“Yes for sure, it’s been good from the people. But if I’m being 100 per cent honest, a lot of people say that, but then at the same time it’s like one less person they have to worry about,” he says. “So I don’t know if I’m looking at it the right way, but as a competitor, yeah you have your friends on tour, obviously I’ve got a couple that I’m closer with than others – it’s good seeing they’re happy you’re back but at the same time they don’t want you to beat their player as well, or them, so it works a bit of both ways – that’s how I look at it anyway.”
Rising German star Alexander Zverev insisted his first-round defeat to Fernando Verdasco at the French Open was “nothing to be tragic about”.
The 20-year-old was tipped as a possible title contender at Roland Garros this year but crashed out prematurely to the veteran Spaniard in a tie held over from Monday.
Ninth seed Zverev slumped to a 6-4, 3-6, 6-4, 6-2 loss on Tuesday as he struggled to adjust to the windy conditions on his first appearance on Court Philippe Chatrier.
Zverev was blunt in his assessment of his performance, which came just over a week after demolishing Novak Djokovic to win the Rome Masters.
“I played absolute sh**… It’s quite simple,” said Zverev, who followed elder brother Mischa in exiting Paris in the opening round. “You sometimes play bad. It’s just this is our sport.”

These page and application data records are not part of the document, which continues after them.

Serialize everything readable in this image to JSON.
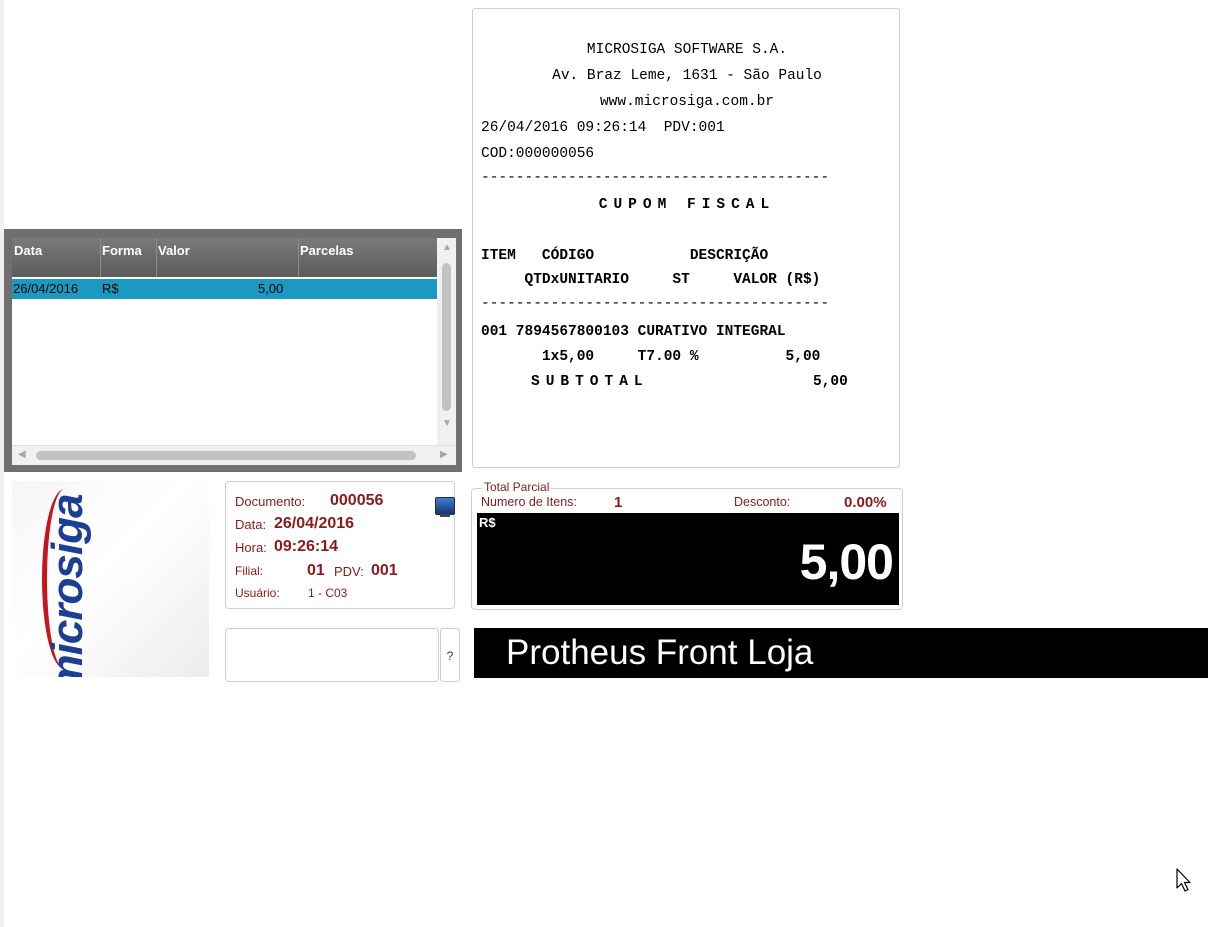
{
  "receipt": {
    "company": "MICROSIGA SOFTWARE S.A.",
    "address": "Av. Braz Leme, 1631 - São Paulo",
    "website": "www.microsiga.com.br",
    "datetime_pdv": "26/04/2016 09:26:14  PDV:001",
    "cod": "COD:000000056",
    "separator": "----------------------------------------",
    "title": "CUPOM FISCAL",
    "header_line1": "ITEM   CÓDIGO           DESCRIÇÃO",
    "header_line2": "     QTDxUNITARIO     ST     VALOR (R$)",
    "separator2": "----------------------------------------",
    "item_line1": "001 7894567800103 CURATIVO INTEGRAL",
    "item_line2": "       1x5,00     T7.00 %          5,00",
    "subtotal_label": "SUBTOTAL",
    "subtotal_value": "5,00"
  },
  "payments_grid": {
    "columns": [
      "Data",
      "Forma",
      "Valor",
      "Parcelas"
    ],
    "rows": [
      {
        "data": "26/04/2016",
        "forma": "R$",
        "valor": "5,00",
        "parcelas": ""
      }
    ]
  },
  "logo": {
    "text": "microsiga"
  },
  "document": {
    "documento_label": "Documento:",
    "documento_value": "000056",
    "data_label": "Data:",
    "data_value": "26/04/2016",
    "hora_label": "Hora:",
    "hora_value": "09:26:14",
    "filial_label": "Filial:",
    "filial_value": "01",
    "pdv_label": "PDV:",
    "pdv_value": "001",
    "usuario_label": "Usuário:",
    "usuario_value": "1 - C03"
  },
  "total_parcial": {
    "title": "Total Parcial",
    "num_itens_label": "Numero de Itens:",
    "num_itens_value": "1",
    "desconto_label": "Desconto:",
    "desconto_value": "0.00%",
    "currency": "R$",
    "amount": "5,00"
  },
  "command": {
    "value": "",
    "help_label": "?"
  },
  "banner": {
    "text": "Protheus Front Loja"
  },
  "colors": {
    "accent_dark_red": "#8b1a1a",
    "grid_selection": "#1a9ac0",
    "banner_bg": "#000000"
  }
}
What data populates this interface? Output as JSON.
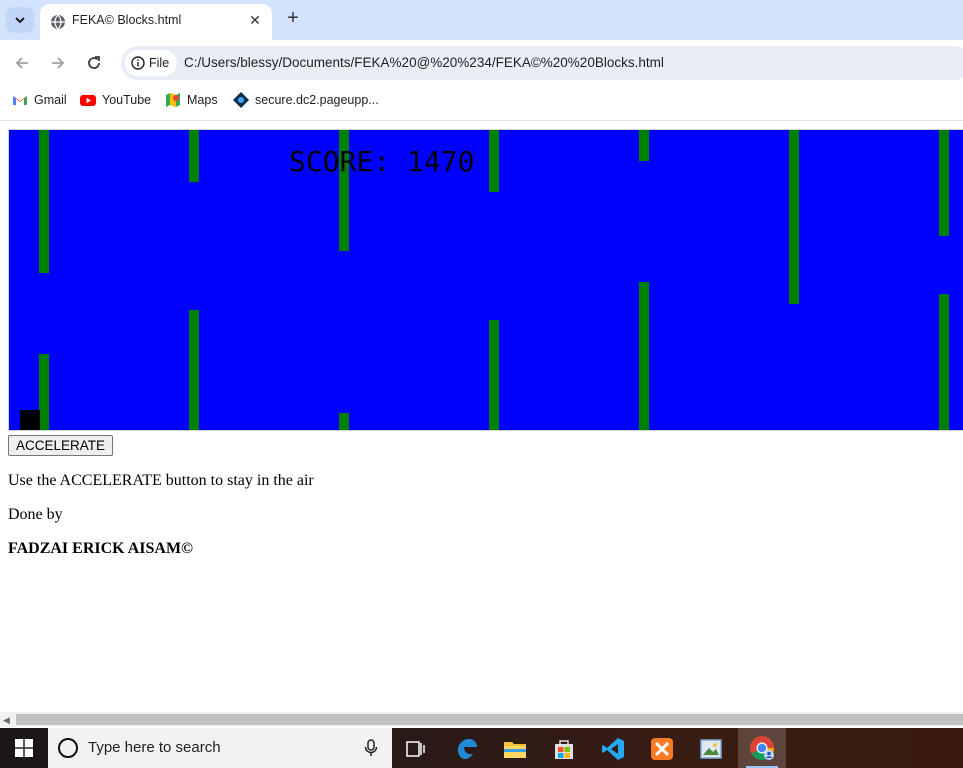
{
  "browser": {
    "tab": {
      "title": "FEKA©  Blocks.html",
      "close_glyph": "✕"
    },
    "new_tab_glyph": "+",
    "address": {
      "scheme_chip": "File",
      "url": "C:/Users/blessy/Documents/FEKA%20@%20%234/FEKA©%20%20Blocks.html"
    },
    "bookmarks": [
      {
        "label": "Gmail",
        "icon": "gmail-icon"
      },
      {
        "label": "YouTube",
        "icon": "youtube-icon"
      },
      {
        "label": "Maps",
        "icon": "maps-icon"
      },
      {
        "label": "secure.dc2.pageupp...",
        "icon": "pageup-icon"
      }
    ]
  },
  "game": {
    "score_label": "SCORE: 1470",
    "colors": {
      "background": "#0000ff",
      "obstacle": "#008000",
      "player": "#000000"
    }
  },
  "page": {
    "button_label": "ACCELERATE",
    "instructions": "Use the ACCELERATE button to stay in the air",
    "done_by": "Done by",
    "author": "FADZAI ERICK AISAM©"
  },
  "taskbar": {
    "search_placeholder": "Type here to search",
    "apps": [
      "task-view-icon",
      "edge-icon",
      "file-explorer-icon",
      "store-icon",
      "vscode-icon",
      "xampp-icon",
      "photo-viewer-icon",
      "chrome-icon"
    ]
  }
}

Zverev broke into the top 10 for the first time after becoming the first player born in the 1990s to claim a Masters title.

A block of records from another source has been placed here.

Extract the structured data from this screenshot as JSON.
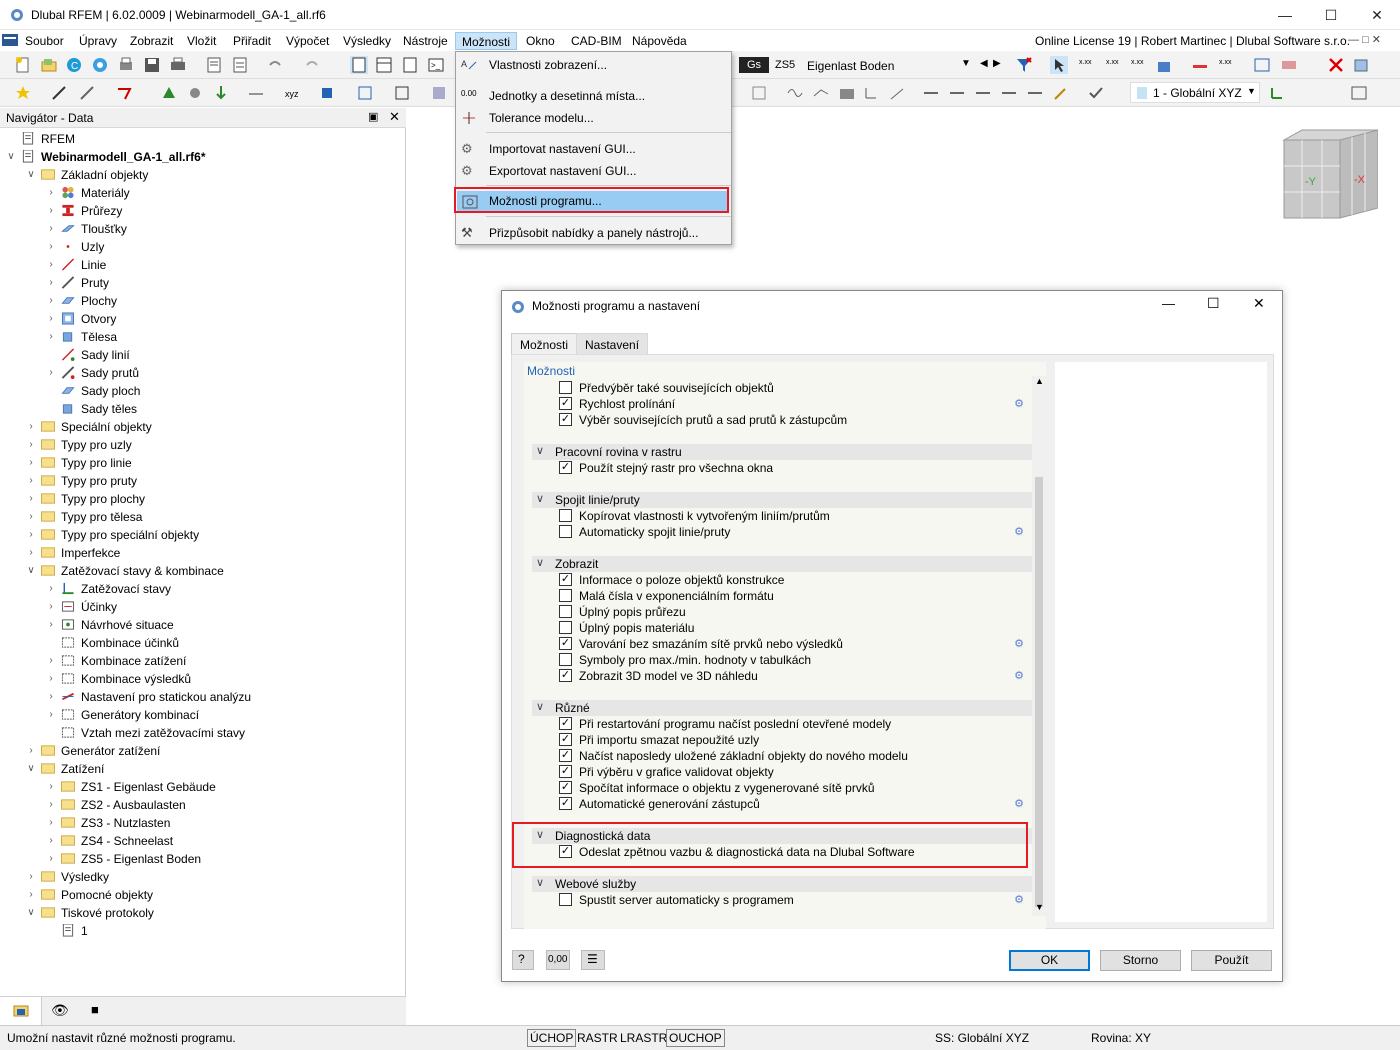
{
  "window": {
    "title": "Dlubal RFEM | 6.02.0009 | Webinarmodell_GA-1_all.rf6",
    "minimize_icon": "minimize-icon",
    "maximize_icon": "maximize-icon",
    "close_icon": "close-icon"
  },
  "menubar": {
    "items": [
      "Soubor",
      "Úpravy",
      "Zobrazit",
      "Vložit",
      "Přiřadit",
      "Výpočet",
      "Výsledky",
      "Nástroje",
      "Možnosti",
      "Okno",
      "CAD-BIM",
      "Nápověda"
    ],
    "license": "Online License 19 | Robert Martinec | Dlubal Software s.r.o."
  },
  "toolbar": {
    "gs_label": "Gs",
    "zs_label": "ZS5",
    "loadcase": "Eigenlast Boden",
    "cs_label": "1 - Globální XYZ"
  },
  "dropdown": {
    "items": [
      "Vlastnosti zobrazení...",
      "Jednotky a desetinná místa...",
      "Tolerance modelu...",
      "Importovat nastavení GUI...",
      "Exportovat nastavení GUI...",
      "Možnosti programu...",
      "Přizpůsobit nabídky a panely nástrojů..."
    ],
    "units_icon_text": "0.00"
  },
  "navigator": {
    "title": "Navigátor - Data",
    "root": "RFEM",
    "model": "Webinarmodell_GA-1_all.rf6*",
    "tree": [
      "Základní objekty",
      "Materiály",
      "Průřezy",
      "Tloušťky",
      "Uzly",
      "Linie",
      "Pruty",
      "Plochy",
      "Otvory",
      "Tělesa",
      "Sady linií",
      "Sady prutů",
      "Sady ploch",
      "Sady těles",
      "Speciální objekty",
      "Typy pro uzly",
      "Typy pro linie",
      "Typy pro pruty",
      "Typy pro plochy",
      "Typy pro tělesa",
      "Typy pro speciální objekty",
      "Imperfekce",
      "Zatěžovací stavy & kombinace",
      "Zatěžovací stavy",
      "Účinky",
      "Návrhové situace",
      "Kombinace účinků",
      "Kombinace zatížení",
      "Kombinace výsledků",
      "Nastavení pro statickou analýzu",
      "Generátory kombinací",
      "Vztah mezi zatěžovacími stavy",
      "Generátor zatížení",
      "Zatížení",
      "ZS1 - Eigenlast Gebäude",
      "ZS2 - Ausbaulasten",
      "ZS3 - Nutzlasten",
      "ZS4 - Schneelast",
      "ZS5 - Eigenlast Boden",
      "Výsledky",
      "Pomocné objekty",
      "Tiskové protokoly",
      "1"
    ]
  },
  "cube": {
    "face_front": "-Y",
    "face_right": "-X"
  },
  "dialog": {
    "title": "Možnosti programu a nastavení",
    "tabs": [
      "Možnosti",
      "Nastavení"
    ],
    "section": "Možnosti",
    "groups": [
      "Pracovní rovina v rastru",
      "Spojit linie/pruty",
      "Zobrazit",
      "Různé",
      "Diagnostická data",
      "Webové služby"
    ],
    "options": [
      "Předvýběr také souvisejících objektů",
      "Rychlost prolínání",
      "Výběr souvisejících prutů a sad prutů k zástupcům",
      "Použít stejný rastr pro všechna okna",
      "Kopírovat vlastnosti k vytvořeným liniím/prutům",
      "Automaticky spojit linie/pruty",
      "Informace o poloze objektů konstrukce",
      "Malá čísla v exponenciálním formátu",
      "Úplný popis průřezu",
      "Úplný popis materiálu",
      "Varování bez smazáním sítě prvků nebo výsledků",
      "Symboly pro max./min. hodnoty v tabulkách",
      "Zobrazit 3D model ve 3D náhledu",
      "Při restartování programu načíst poslední otevřené modely",
      "Při importu smazat nepoužité uzly",
      "Načíst naposledy uložené základní objekty do nového modelu",
      "Při výběru v grafice validovat objekty",
      "Spočítat informace o objektu z vygenerované sítě prvků",
      "Automatické generování zástupců",
      "Odeslat zpětnou vazbu & diagnostická data na Dlubal Software",
      "Spustit server automaticky s programem"
    ],
    "footer_units": "0,00",
    "buttons": [
      "OK",
      "Storno",
      "Použít"
    ]
  },
  "status": {
    "message": "Umožní nastavit různé možnosti programu.",
    "snap": [
      "ÚCHOP",
      "RASTR",
      "LRASTR",
      "OUCHOP"
    ],
    "cs": "SS: Globální XYZ",
    "plane": "Rovina: XY"
  }
}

The German is also the only player aside from Rafael Nadal to win multiple clay-court tournaments this season, but he has never advanced beyond the third round at a Grand Slam.
The world No10 beat Verdasco in straight sets in Madrid earlier this month, however the 33-year-old Spaniard held his nerve in Paris as Zverev committed 50 unforced errors.
“There are no regrets. I mean, what can you do? In Rome I played fantastic, I won the tournament. Here I played bad, I lost first round,” said Zverev. “That’s the way it goes. I’ll prepare the best I can for grass.
“But the world doesn’t stop now. I mean, I’m still number four in the race to London and I’m still doing okay this year. I won three tournaments so far. It’s not the end of the world, okay? I lost a match, but, I mean, pretty much everybody loses a match every single week they play. So it’s nothing to be tragic about.”
Zverev will return to Halle, where he finished runner-up a year ago, alongside Roger Federer and Dominic Thiem as part of his grass-court preparations ahead of Wimbledon.
But the German admitted taking a short break was the first thing on his mind after a busy month.
“I will definitely take a few days off. It’s been a rough few weeks for me, in a good way obviously, but physically very, very tiring.”
Verdasco is competing at his 14th Roland Garros and 56th consecutive Grand Slam and will meet Frenchman Pierre-Hugues Herbert next.
“I’m very happy of the way that I played and being able to beat a player like Alexander that is one of the players in such a great form,” said Verdasco, who has reached the last 16 of the French Open five times.
“It was a great victory for me, but this has to be not only like a point just to stay and to enjoy. Of course, I have to enjoy, but not just to enjoy, also to keep going. To believe in myself and keep fighting and keep playing the same way that I did against him the next match. And try to make a good tournament here.”